- Obviously, with regard to the Tribe’s trading chips, Lee and Victor Martinez are the focal points of the national media right now. But if you had to rank the Indians players perhaps most likely to be shipped out, given the club’s composition and 2010 outlook, Ryan Garko and Rafael Betancourt would have to be high on the list. Garko is nearing arbitration, and the Indians have Matt LaPorta in the pipeline and getting regular time at first base. Betancourt has a $5.4 million option for next season that is not likely to be exercised.

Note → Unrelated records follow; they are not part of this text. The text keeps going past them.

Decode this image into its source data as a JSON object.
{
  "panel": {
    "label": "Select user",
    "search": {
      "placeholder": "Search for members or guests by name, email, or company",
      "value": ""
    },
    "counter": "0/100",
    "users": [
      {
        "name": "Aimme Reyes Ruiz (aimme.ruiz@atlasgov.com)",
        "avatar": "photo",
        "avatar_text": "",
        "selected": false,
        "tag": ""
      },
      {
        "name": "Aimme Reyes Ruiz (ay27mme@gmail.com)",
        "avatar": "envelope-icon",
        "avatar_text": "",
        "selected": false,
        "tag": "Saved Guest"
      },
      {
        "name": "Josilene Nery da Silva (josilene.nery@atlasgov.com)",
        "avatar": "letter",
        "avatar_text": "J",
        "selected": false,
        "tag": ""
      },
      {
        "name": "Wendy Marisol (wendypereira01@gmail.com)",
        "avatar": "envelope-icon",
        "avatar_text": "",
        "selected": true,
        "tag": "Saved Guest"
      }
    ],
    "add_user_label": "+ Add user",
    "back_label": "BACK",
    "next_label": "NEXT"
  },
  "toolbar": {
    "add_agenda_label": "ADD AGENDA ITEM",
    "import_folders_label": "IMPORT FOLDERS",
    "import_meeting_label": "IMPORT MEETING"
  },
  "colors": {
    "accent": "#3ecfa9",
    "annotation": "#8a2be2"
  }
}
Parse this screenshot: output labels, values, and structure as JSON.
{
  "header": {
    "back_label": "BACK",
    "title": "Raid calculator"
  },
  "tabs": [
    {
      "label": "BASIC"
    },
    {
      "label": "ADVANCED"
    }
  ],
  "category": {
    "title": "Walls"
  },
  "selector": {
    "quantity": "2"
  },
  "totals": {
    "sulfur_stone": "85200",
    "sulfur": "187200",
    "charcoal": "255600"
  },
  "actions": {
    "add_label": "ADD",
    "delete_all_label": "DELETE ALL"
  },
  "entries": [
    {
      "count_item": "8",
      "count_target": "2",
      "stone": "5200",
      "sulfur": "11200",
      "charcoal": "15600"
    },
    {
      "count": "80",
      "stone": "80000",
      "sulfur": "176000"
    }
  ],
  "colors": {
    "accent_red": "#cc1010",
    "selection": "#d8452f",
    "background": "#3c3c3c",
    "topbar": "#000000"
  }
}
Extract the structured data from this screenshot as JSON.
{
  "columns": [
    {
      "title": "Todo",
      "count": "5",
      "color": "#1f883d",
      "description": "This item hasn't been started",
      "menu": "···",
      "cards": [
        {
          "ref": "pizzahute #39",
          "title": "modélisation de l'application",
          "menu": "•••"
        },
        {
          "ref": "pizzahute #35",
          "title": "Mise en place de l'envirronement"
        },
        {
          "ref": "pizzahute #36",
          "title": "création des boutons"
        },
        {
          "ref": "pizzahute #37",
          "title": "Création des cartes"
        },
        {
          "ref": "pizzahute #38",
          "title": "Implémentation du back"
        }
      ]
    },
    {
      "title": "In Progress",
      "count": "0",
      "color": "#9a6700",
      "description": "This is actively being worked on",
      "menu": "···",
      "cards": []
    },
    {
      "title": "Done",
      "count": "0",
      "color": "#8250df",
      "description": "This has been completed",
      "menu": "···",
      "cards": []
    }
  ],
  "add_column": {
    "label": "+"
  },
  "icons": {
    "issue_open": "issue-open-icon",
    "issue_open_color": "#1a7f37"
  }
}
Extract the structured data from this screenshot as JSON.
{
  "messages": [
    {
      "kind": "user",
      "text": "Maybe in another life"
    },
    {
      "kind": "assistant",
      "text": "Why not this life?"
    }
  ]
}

- Regarding Choo’s day off, Wedge said the right fielder is in need of a mental and physical break. Choo is 5-for-his-last-37. He’ll be back in the lineup tomorrow.
- Here’s an interesting note regarding the most highly coveted starting pitchers at the deadline. Over the last two seasons, the lowest ERAs in the American League belong to Roy Halladay (2.76) and Cliff Lee (2.79).
- Following his third complete game, Lee is now sixth in the AL in ERA (3.17), first in innings pitched (145) and ninth in strikeouts (103). His ERA is the lowest among AL pitchers with a losing record. Lee became the first Tribe pitcher to pitch consecutive complete games without walking a batter since CC Sabathia in July 2006.
- Indians pitchers walked 3.9 batters per nine innings in the first half. In the second half so far, that number is down to 2.2.
- How about Garko legging out an infield single in the ninth last night? “I never thought I’d say those two things in the same sentence,” Wedge joked.
- Akron infielder/outfielder Matt McBride is now tied for eighth in all the Minors with 74 RBIs and tied for second in doubles with 32.
- Because he just said this to me as I happened to be finishing this post, I’ll put it on the record right now that Tribe PR director Bart Swain loves “O Canada,” the Canadian national anthem. I’m more partial to “Oh Sherry” by Journey frontman Steve Perry, but to each his own.
Tonight’s 7:07 p.m. ET game at the Rogers Centre will be broadcast on WTAM and STO.
INDIANS (37-57): CF Grady Sizemore, SS Asdrubal Cabrera, C Victor Martinez, DH Travis Hafner, 3B Jhonny Peralta, 1B Ryan Garko, LF Ben Francisco, 2B Luis Valbuena, RF Chris Gimenez. RHP Carl Pavano (8-7, 5.13).
BLUE JAYS (46-48): SS Marco Scutaro, 2B Aaron Hill, DH Adam Lind, 3B Scott Rolen, 1B Lyle Overbay, CF Vernon Wells, RF Alex Rios, LF David Dellucci, C Raul Chavez. LHP Ricky Romero (7-4, 3.25).
The Indians, staying true to company form, are mum on whether or not Cliff Lee is on the block. But if what Jays GM J.P. Ricciardi said today is true, and Roy Halladay is, indeed, “unlikely” to be traded, that would only serve to make Lee all the more valuable to contending clubs.
Several of those clubs, including the Phillies and Dodgers, had scouts at tonight’s game at the Rogers Centre to watch Lee, and they saw the reigning AL Cy Young winner turn in a complete-game gem against the Blue Jays. Lee improved to 6-9 with a 3.17 ERA in a season in which his record is no indication of how well he’s pitched.
The contenders know this, and the Indians have to know their odds of keeping Lee beyond his 2010 option year, in which he’d make $9 million, are slim to none. Trading Lee in advance of that option year, with no top-of-the-rotation starters in the system or on the horizon, would surely be a major blow to any hopes of the Tribe contending next season. But trading Lee with a little less than a year and a half left on his contract would allow the Indians to pull in maximum value for the left-hander.
Teams get desperate for starting help this time of year, and it’s not every day that a club can land a bona fide No. 1 of Lee’s ilk. If Halladay is pulled from the block, as Ricciardi hints, then the desperation to land Lee only rises — and with it rises the temptation for the Tribe to pull the trigger on a trade.